But why the switch. Well, I can't really say. Maybe it's nostalgia; looking back to my college days and remembering how much fun watercolor was for me. Maybe it's the heat of the summer and mentally wanting a lighter process (in time and medium) of creation. Whatever it is, I'm definitely enjoying myself and I hope that everyone else enjoys seeing it.

 (I began working on this illustration during the middle of July -- image ©2012 Marietta Apollonio)
Aquarelle Arches hot pressed 140lb
Dr. Ph Martin's Radiant Concentrated Watercolor 
Faber-Castell India Ink pens

(Note quite done. Still need to add some darker spots and then of course, pen -- ©2012 Marietta Apollonio)

(Pen added. Check. Finished. -- ©2012 Marietta Apollonio)

(close-up. -- ©2012 Marietta Apollonio)

Thursday, August 2, 2012

Anatomy of a Miniature - Part Three

by: Richard Humphrey
Dedham Guild Member since 2011
Continuing on from Part II - In the following steps, we're going to attempt to achieve harmony 
and continuity in the piece. One way of achieving these effects is to add a bit of one color to all
the color mixtures, including the whites, used in the painting: in this case, Ceruean Blue. Now
remember, Cerulean Blue is an opaque paint.
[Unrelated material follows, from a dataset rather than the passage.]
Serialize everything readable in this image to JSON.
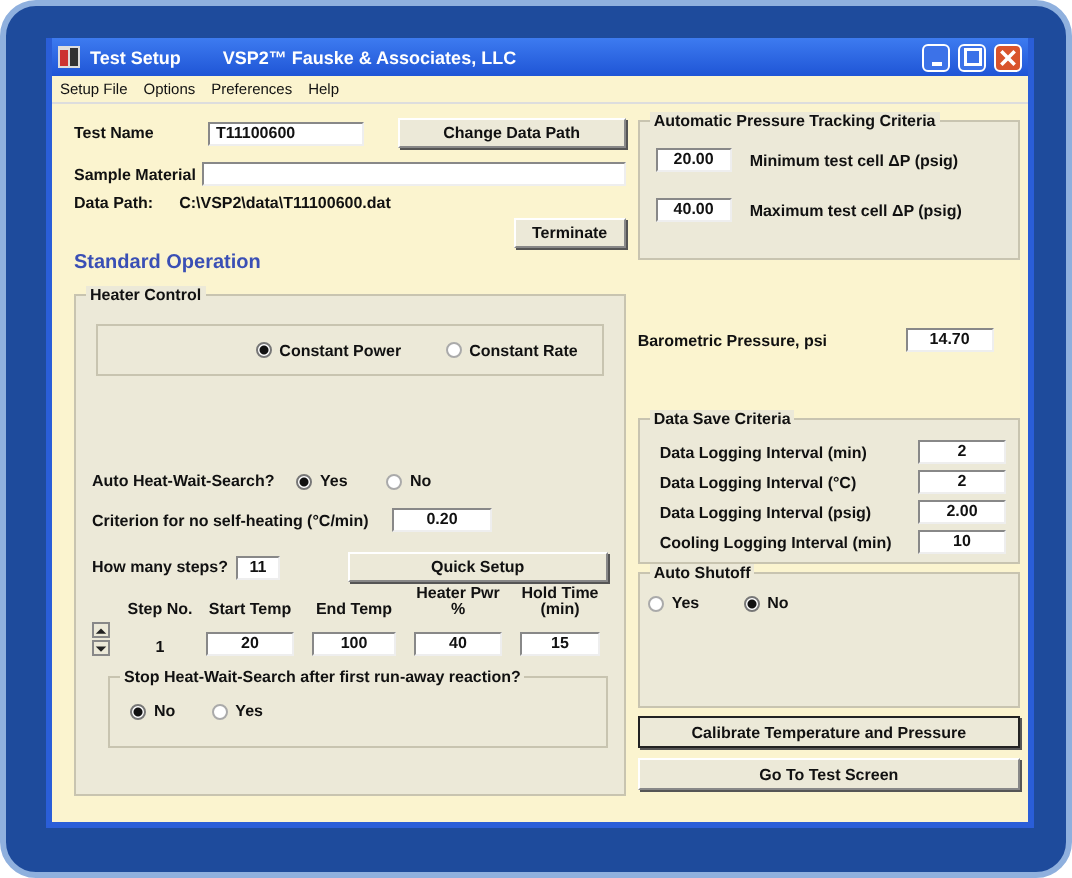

It's a strong mixer, so a little bit goes a long way. 
Picking up a bit of Titanium White, slightly tinted with a very small amount of the Cerulean Blue,
lightly skim the blade of a painting knife (in this case I'm using a small diamond-shaped knife)
down the right side of the mountain peaks. (See Photo 1)

Adding a touch more of the Cerulean Blue to the existing White-Blue mixture we just used, we'll
skim the shadow side of the peaks. We're looking for a value somewhere between the sky color
and the white. Using the very tip of the knife, we can create "texture" in the peaks. (See Photo 2)
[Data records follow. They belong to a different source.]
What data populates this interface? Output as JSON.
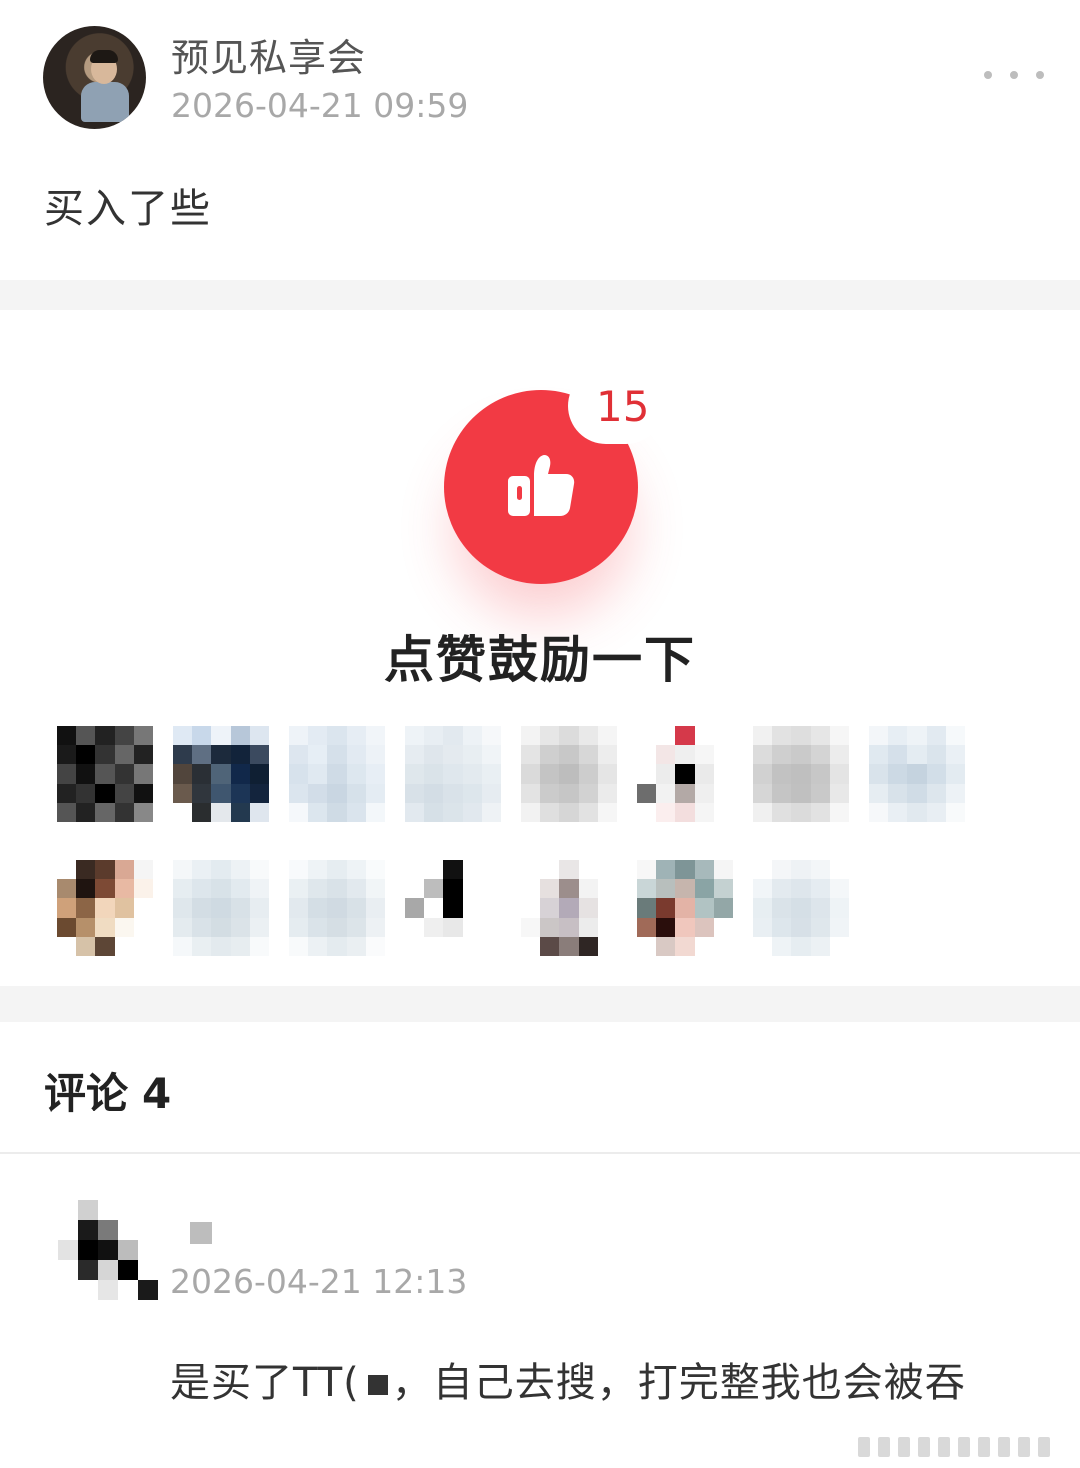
{
  "post": {
    "username": "预见私享会",
    "time": "2026-04-21 09:59",
    "text": "买入了些"
  },
  "like": {
    "count": "15",
    "label": "点赞鼓励一下",
    "accent": "#f23a44"
  },
  "likers": [
    [
      "#111",
      "#555",
      "#222",
      "#444",
      "#777",
      "#1a1a1a",
      "#000",
      "#333",
      "#666",
      "#222",
      "#444",
      "#111",
      "#555",
      "#333",
      "#777",
      "#222",
      "#333",
      "#000",
      "#444",
      "#111",
      "#555",
      "#222",
      "#666",
      "#333",
      "#888"
    ],
    [
      "#dfe9f4",
      "#c8d8ea",
      "#eef3f9",
      "#b7c7d9",
      "#dde6f0",
      "#2e3b4c",
      "#5f6f83",
      "#1c2a3c",
      "#12233a",
      "#3b4a5f",
      "#51453c",
      "#2a2f35",
      "#4f6478",
      "#11284a",
      "#0f1f33",
      "#6a5a4d",
      "#30363d",
      "#3f566f",
      "#1c3556",
      "#13243d",
      "#ffffff",
      "#2a2d2f",
      "#e4e8ec",
      "#23394f",
      "#dfe6ee"
    ],
    [
      "#eef3f8",
      "#e3ebf3",
      "#dbe5ee",
      "#e6edf4",
      "#f1f5f9",
      "#dde6ef",
      "#e6eef5",
      "#d5e0ea",
      "#e2eaf2",
      "#edf2f7",
      "#d7e2ec",
      "#e0e9f1",
      "#cfdbe6",
      "#dde7ef",
      "#e7eef5",
      "#dbe5ee",
      "#d2dde8",
      "#c9d6e2",
      "#d6e1ea",
      "#e4ecf3",
      "#f5f8fb",
      "#dce6ee",
      "#cfdbe5",
      "#dae4ed",
      "#f3f7fa"
    ],
    [
      "#eef3f7",
      "#e8eef3",
      "#e2e9ef",
      "#edf2f6",
      "#f6f8fa",
      "#e6ecf1",
      "#dfe6ec",
      "#e4eaef",
      "#e8eef2",
      "#f0f4f7",
      "#dfe7ec",
      "#dae3e9",
      "#dfe7ed",
      "#e3eaef",
      "#e9eff3",
      "#d8e1e8",
      "#d3dde5",
      "#d9e2e9",
      "#dde6ec",
      "#e6ecf1",
      "#e2e9ef",
      "#d6e0e7",
      "#dbe4ea",
      "#e1e8ee",
      "#eef2f5"
    ],
    [
      "#f3f3f3",
      "#e6e6e6",
      "#dcdcdc",
      "#e9e9e9",
      "#f5f5f5",
      "#e4e4e4",
      "#cfcfcf",
      "#c8c8c8",
      "#d7d7d7",
      "#ededed",
      "#dadada",
      "#c4c4c4",
      "#bdbdbd",
      "#cdcdcd",
      "#e5e5e5",
      "#e3e3e3",
      "#cbcbcb",
      "#c6c6c6",
      "#d2d2d2",
      "#ebebeb",
      "#f2f2f2",
      "#dfdfdf",
      "#d6d6d6",
      "#e2e2e2",
      "#f6f6f6"
    ],
    [
      "#ffffff",
      "#ffffff",
      "#d5394a",
      "#ffffff",
      "#ffffff",
      "#ffffff",
      "#f3e6e6",
      "#efefef",
      "#f6f6f6",
      "#ffffff",
      "#ffffff",
      "#ececec",
      "#000000",
      "#eaeaea",
      "#ffffff",
      "#6d6d6d",
      "#f2f2f2",
      "#b3a9a6",
      "#efefef",
      "#ffffff",
      "#ffffff",
      "#fbeeee",
      "#f3dede",
      "#f5f5f5",
      "#ffffff"
    ],
    [
      "#f1f1f1",
      "#e2e2e2",
      "#dedede",
      "#e6e6e6",
      "#f6f6f6",
      "#dcdcdc",
      "#cfcfcf",
      "#cacaca",
      "#d4d4d4",
      "#ececec",
      "#d1d1d1",
      "#c2c2c2",
      "#bfbfbf",
      "#c7c7c7",
      "#e4e4e4",
      "#d6d6d6",
      "#c5c5c5",
      "#c0c0c0",
      "#c9c9c9",
      "#e8e8e8",
      "#f0f0f0",
      "#e0e0e0",
      "#dbdbdb",
      "#e2e2e2",
      "#f6f6f6"
    ],
    [
      "#f3f6f9",
      "#e7eef4",
      "#eef3f7",
      "#e2eaf1",
      "#f6f9fb",
      "#e0e9f0",
      "#d5e0ea",
      "#e4ecf2",
      "#dae4ec",
      "#eaf0f5",
      "#d9e3eb",
      "#ccd9e4",
      "#c5d3df",
      "#d2dee8",
      "#e3ebf1",
      "#e6edf2",
      "#d8e2ea",
      "#d0dce6",
      "#dde6ed",
      "#edf2f6",
      "#f6f8fa",
      "#e9eff4",
      "#e1e9ef",
      "#e8eef3",
      "#f8fafb"
    ],
    [
      "#ffffff",
      "#3a2a22",
      "#5b3b2c",
      "#d9a894",
      "#f5f5f5",
      "#a88a6e",
      "#1f1410",
      "#7d4a35",
      "#e8b9a3",
      "#fbf2ea",
      "#cfa17a",
      "#8c6546",
      "#f2d6bb",
      "#e0c2a0",
      "#ffffff",
      "#6b4a30",
      "#b6906a",
      "#f0dcc2",
      "#fbf7f0",
      "#ffffff",
      "#ffffff",
      "#d6c2a8",
      "#5d4636",
      "#ffffff",
      "#ffffff"
    ],
    [
      "#f4f7f9",
      "#eaf0f4",
      "#e3ebf0",
      "#edf2f5",
      "#f8fafb",
      "#e6edf1",
      "#dde6ec",
      "#d8e2e8",
      "#e2eaef",
      "#eff3f6",
      "#dfe7ec",
      "#d3dde4",
      "#cfdae2",
      "#d8e1e7",
      "#e7edf1",
      "#e4ebef",
      "#d9e2e8",
      "#d3dde3",
      "#dbe3e8",
      "#ebf0f3",
      "#f5f8fa",
      "#e9eff2",
      "#e3eaee",
      "#e7edf0",
      "#f8fafb"
    ],
    [
      "#f8fafc",
      "#eef3f6",
      "#e6edf1",
      "#eef3f6",
      "#f9fbfc",
      "#eaf0f3",
      "#dfe7ec",
      "#d9e2e8",
      "#e2e9ee",
      "#f1f5f7",
      "#e2e9ee",
      "#d4dee5",
      "#d0dae2",
      "#d8e1e7",
      "#e9eef2",
      "#e5ecf0",
      "#dae3e9",
      "#d5dee4",
      "#dce4e9",
      "#edf1f4",
      "#f8fafb",
      "#ecf1f4",
      "#e4ebef",
      "#eaeff2",
      "#fafbfc"
    ],
    [
      "#ffffff",
      "#ffffff",
      "#111111",
      "#ffffff",
      "#ffffff",
      "#ffffff",
      "#bdbdbd",
      "#000000",
      "#ffffff",
      "#ffffff",
      "#a8a8a8",
      "#ffffff",
      "#000000",
      "#ffffff",
      "#ffffff",
      "#ffffff",
      "#efefef",
      "#e8e8e8",
      "#ffffff",
      "#ffffff",
      "#ffffff",
      "#ffffff",
      "#ffffff",
      "#ffffff",
      "#ffffff"
    ],
    [
      "#ffffff",
      "#ffffff",
      "#e9e6e6",
      "#ffffff",
      "#ffffff",
      "#ffffff",
      "#e6e0df",
      "#9c8e8c",
      "#f3f3f3",
      "#ffffff",
      "#ffffff",
      "#d7d2d6",
      "#b3aab8",
      "#e6e2e2",
      "#ffffff",
      "#f7f7f7",
      "#cbc6c6",
      "#c7bfc4",
      "#ececec",
      "#ffffff",
      "#ffffff",
      "#5b4a47",
      "#8a7d7a",
      "#2f2624",
      "#ffffff"
    ],
    [
      "#f7f7f7",
      "#9fb3b6",
      "#7e9597",
      "#a7b9bb",
      "#f5f5f5",
      "#c9d6d7",
      "#b8bfbd",
      "#c6b5ad",
      "#8aa4a5",
      "#c4d1d1",
      "#6a7b7a",
      "#7a3a2e",
      "#e3b3a6",
      "#b1c3c3",
      "#93a7a7",
      "#a06a58",
      "#2a0e0c",
      "#f0c7bd",
      "#dcc4be",
      "#ffffff",
      "#ffffff",
      "#d9c9c4",
      "#f2d9d2",
      "#ffffff",
      "#ffffff"
    ],
    [
      "#ffffff",
      "#f4f6f8",
      "#eef2f5",
      "#f3f6f8",
      "#ffffff",
      "#f1f5f8",
      "#e3eaef",
      "#dee6ec",
      "#e5ecf1",
      "#f4f7f9",
      "#e7eef2",
      "#dae3e9",
      "#d5dfe6",
      "#dde5eb",
      "#eef3f6",
      "#e9eff3",
      "#dde6ec",
      "#d7e0e7",
      "#dfe7ec",
      "#f0f4f7",
      "#ffffff",
      "#eef3f6",
      "#e6edf1",
      "#ecf1f4",
      "#ffffff"
    ]
  ],
  "comments": {
    "label": "评论",
    "count": "4",
    "items": [
      {
        "avatar": [
          "#ffffff",
          "#d0d0d0",
          "#ffffff",
          "#ffffff",
          "#ffffff",
          "#ffffff",
          "#1a1a1a",
          "#7a7a7a",
          "#ffffff",
          "#ffffff",
          "#e3e3e3",
          "#000000",
          "#111111",
          "#bcbcbc",
          "#ffffff",
          "#ffffff",
          "#2a2a2a",
          "#d6d6d6",
          "#000000",
          "#ffffff",
          "#ffffff",
          "#ffffff",
          "#e6e6e6",
          "#ffffff",
          "#1a1a1a"
        ],
        "time": "2026-04-21 12:13",
        "text_before": "是买了TT(",
        "text_after": "，自己去搜，打完整我也会被吞"
      }
    ]
  }
}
By using either a Filbert or an Angle Shader soft hair brush, I'm blending some of the "white" downwards and across, to give a two-fold appearance of distant and mist. (See Photo 3) 

Allow this to dry completely before continuing on. Stay tuned for Parts Four and Five coming in